Basic Presumption: DM cannot delegate
If you have been given power in a statute it is a breach to delegate
Barnard v National Dock Labour Board
Decision-making powers had been delegated to the National Dock Labour Board who in tun delegated the powers to someone else in the board- that was a breach
Lavender v Minister of Housing and Local Government
Classic case:
Power belonged to the Minister of Housing and Local Government
In fact the decision had been made by the Minister of Agriculture- this was a breach
DM cannot delegate their statutory powers to someone else
Carltona v Commissioners of Works
EXCEPTION TO PRESUMPTION- that statutory powers to DM should not be delegated
Presumption is completely unworkable
During WW2 the Minister had land to buy up land for the war effort
The minister doesn't have the ability/resources to check every decision
So he delegated the power to the commissioner of works
The court said that is an OK delegation- 2 reasons- Lord Green
1. Delegation remains in the department/office-
2. ok downstream delegation is fine because the Minister is ultimately responsible to Parliament for how his department is running-practical requirement- devolution of responsibility)
IF YOU DELEGATE OUTSIDE THAT IS AN ILLEGAL DELEGATION
Put shortly, therefore, there is a simple chain of command.
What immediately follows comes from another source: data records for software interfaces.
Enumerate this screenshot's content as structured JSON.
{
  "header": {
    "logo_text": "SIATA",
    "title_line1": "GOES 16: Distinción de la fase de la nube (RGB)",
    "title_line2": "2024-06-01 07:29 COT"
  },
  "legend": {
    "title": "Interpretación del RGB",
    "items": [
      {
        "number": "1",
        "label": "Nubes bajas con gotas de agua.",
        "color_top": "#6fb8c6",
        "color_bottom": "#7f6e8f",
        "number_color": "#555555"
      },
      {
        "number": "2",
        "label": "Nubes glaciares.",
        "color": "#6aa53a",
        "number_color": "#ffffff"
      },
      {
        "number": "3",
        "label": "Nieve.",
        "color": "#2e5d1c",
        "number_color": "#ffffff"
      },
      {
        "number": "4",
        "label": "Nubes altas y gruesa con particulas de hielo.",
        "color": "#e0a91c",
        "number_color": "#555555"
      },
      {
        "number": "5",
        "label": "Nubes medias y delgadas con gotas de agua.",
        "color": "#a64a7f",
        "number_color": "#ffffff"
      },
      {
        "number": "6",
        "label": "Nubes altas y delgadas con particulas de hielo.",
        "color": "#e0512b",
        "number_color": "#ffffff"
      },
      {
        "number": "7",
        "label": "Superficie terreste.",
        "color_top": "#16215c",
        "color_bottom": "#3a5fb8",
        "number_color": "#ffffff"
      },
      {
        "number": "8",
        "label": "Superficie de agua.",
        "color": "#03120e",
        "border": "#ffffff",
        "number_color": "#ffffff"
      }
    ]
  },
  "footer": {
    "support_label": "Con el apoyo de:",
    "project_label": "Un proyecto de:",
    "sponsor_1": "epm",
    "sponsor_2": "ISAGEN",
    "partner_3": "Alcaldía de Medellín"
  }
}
Civil servants are accountable to Ministers who are accountable to Parliament, whose Members are accountable to their constituents.
R v Secretary of State for the Home Department ex p Oladehinde
Delegation is allowable if it goes downstream
It is entirely possible for immigration decisions to be made not by the Minister but by Immigration officials
R (Chief Constable of West Midlands Police) v Birmingham Justices
To permit an office holder, such as a Chief Constable, to discharge all but the most important of his functions through suitable subordinates, such as police officers, for whom he is responsible and answerable.
DPP v Haw
Divisional Court has confirmed that where an office, such as
that of Chief Constable, is created by statute and the responsibilities of the office created by statute are such that delegation is inevitable, there will be an implied power to delegate
R v Secretary of State for Home Department ex p Doody
Caveat to Carltona exception- limits to the exception
Even if you delegate in your department it might be that there is a line you cannot go beneath
This case concerned sentencing- court said sentencing powers should not go beneath a junior minister to a civil servant
Fundamental rights not below a junior minister
What two bases did Lord Greene found the Carltona principle?
Lord Greene founded his principle on two bases: Ministerial responsibility and the impracticability of a minister exercising such multifarious functions to act himself in every case